Giddy up folks! Time to pack those stagecoaches and start saddling up because it is time to head out West to California to find some gold. That is right-gold!
For those who have been on Google within the past couple days, you might have noticed the Google logo has a rustic Wild West theme with a historic brown font, and a cowboy riding his horse in the hopes of making it rich in the West.
Once you see it, you might ask yourself, “Wait a minute, why is the cowboy heading east? Did he forget to check his compass before he started his great adventure?”
That’s not the case, because actually Google Doodles is celebrating the 155th anniversary of the Pony Express.
The Pony Express was founded by William H. Russell, Alexander Majors, and William B Waddell on April 3rd, 1860. For those wondering why The Pony Express was created, it was simply because people needed a more efficient way to communicate across the East and West Coasts. Therefore, pony riders functioned as the “mailmen” of the Wild West. The pony riders sure were efficient and they managed to deliver their first letters on April 14, 1860.
The Pony Express had created a new system for communication that allowed mail to be transported on routes from California to as far as Missouri. On average, the pony riders covered over 250 miles in a 24-hour day, which included stops at the Pony Express stations, where riders could rest and change
horses to ensure a safe and punctual delivery.

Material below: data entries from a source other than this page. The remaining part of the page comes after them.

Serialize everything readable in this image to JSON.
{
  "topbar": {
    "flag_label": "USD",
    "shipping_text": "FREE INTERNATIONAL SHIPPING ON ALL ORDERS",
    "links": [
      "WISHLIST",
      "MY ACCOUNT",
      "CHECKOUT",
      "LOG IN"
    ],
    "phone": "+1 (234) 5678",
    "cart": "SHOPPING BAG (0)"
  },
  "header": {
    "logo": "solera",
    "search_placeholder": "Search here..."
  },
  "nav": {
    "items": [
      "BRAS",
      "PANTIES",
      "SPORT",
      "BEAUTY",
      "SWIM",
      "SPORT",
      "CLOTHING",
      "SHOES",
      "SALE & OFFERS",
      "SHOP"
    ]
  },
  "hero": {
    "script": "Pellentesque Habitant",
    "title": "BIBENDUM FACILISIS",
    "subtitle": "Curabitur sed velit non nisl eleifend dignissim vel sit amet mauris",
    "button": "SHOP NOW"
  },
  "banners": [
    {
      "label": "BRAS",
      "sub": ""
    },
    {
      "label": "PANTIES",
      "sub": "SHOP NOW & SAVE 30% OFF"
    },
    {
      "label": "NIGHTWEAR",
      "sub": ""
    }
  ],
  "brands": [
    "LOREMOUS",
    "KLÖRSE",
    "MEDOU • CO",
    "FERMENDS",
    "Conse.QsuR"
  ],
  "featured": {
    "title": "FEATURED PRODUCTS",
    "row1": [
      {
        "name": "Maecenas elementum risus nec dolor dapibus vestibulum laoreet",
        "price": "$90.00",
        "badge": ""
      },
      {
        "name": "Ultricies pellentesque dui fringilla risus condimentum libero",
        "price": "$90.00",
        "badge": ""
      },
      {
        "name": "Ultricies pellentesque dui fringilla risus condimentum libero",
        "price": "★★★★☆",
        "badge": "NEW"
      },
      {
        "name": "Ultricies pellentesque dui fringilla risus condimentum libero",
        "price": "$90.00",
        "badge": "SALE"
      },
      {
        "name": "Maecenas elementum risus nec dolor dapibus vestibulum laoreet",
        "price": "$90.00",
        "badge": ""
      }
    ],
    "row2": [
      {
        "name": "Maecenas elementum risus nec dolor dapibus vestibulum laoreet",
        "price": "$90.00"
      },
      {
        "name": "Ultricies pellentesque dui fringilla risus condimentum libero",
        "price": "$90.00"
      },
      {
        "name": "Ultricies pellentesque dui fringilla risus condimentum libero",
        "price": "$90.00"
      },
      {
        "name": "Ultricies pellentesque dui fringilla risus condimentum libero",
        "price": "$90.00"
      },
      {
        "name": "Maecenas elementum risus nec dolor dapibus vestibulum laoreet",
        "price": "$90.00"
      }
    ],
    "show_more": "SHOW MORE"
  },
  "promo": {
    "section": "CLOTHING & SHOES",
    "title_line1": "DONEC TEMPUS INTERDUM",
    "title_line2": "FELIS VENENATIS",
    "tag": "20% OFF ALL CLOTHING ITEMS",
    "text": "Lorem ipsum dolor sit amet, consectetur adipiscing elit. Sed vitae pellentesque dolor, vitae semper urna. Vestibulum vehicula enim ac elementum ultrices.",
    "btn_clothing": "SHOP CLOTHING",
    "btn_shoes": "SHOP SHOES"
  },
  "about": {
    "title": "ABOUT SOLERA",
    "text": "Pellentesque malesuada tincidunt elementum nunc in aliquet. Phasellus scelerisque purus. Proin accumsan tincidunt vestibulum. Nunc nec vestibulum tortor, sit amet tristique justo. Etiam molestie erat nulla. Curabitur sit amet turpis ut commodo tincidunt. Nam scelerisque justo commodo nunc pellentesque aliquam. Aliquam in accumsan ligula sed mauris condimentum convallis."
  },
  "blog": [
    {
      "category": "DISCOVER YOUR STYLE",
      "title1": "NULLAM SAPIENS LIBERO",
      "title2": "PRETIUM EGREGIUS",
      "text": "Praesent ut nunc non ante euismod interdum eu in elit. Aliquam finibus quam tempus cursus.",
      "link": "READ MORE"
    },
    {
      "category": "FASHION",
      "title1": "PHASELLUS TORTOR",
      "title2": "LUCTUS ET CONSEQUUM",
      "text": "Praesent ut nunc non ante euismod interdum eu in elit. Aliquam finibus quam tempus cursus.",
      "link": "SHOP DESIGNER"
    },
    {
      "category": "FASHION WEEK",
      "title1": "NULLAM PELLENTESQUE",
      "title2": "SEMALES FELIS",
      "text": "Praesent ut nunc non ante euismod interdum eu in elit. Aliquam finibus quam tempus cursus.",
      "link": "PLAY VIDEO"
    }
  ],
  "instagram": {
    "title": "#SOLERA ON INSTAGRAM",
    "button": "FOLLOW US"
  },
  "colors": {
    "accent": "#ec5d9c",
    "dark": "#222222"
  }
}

Unfortunately, The Pony Express became obsolete not even two years later with the creation of the Pacific Telegraph line in October, 1861. Even though The Pony Express was not around for long, the impact it had on society can still be felt today, especially with the creation of the phone and Internet.